WHAT TO PRODUCE
What is the count of lines in the records that include "arrow"? Reply with that number alone.
_ _ _ _
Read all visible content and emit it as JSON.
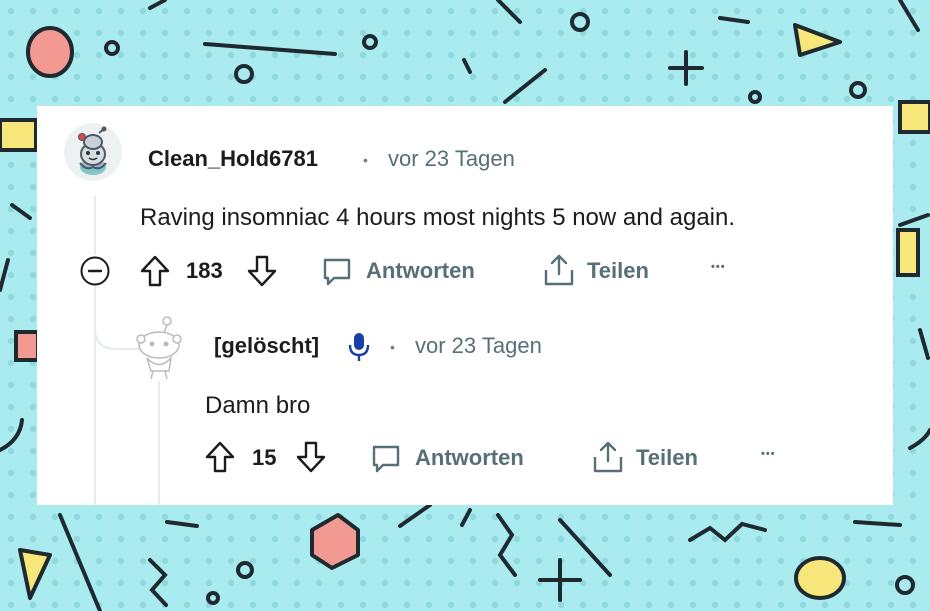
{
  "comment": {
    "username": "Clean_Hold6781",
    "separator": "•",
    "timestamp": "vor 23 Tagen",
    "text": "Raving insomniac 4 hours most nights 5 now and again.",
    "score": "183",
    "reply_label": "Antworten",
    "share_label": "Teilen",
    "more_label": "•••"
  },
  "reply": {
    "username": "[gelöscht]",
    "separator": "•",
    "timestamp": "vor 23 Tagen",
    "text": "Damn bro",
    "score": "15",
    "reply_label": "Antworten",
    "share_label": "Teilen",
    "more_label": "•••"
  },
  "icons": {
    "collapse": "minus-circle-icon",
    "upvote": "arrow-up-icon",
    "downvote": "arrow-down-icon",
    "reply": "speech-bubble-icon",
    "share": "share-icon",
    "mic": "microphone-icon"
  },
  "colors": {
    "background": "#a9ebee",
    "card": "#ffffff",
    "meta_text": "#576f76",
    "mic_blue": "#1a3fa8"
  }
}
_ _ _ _
EXERCISE RESULT
2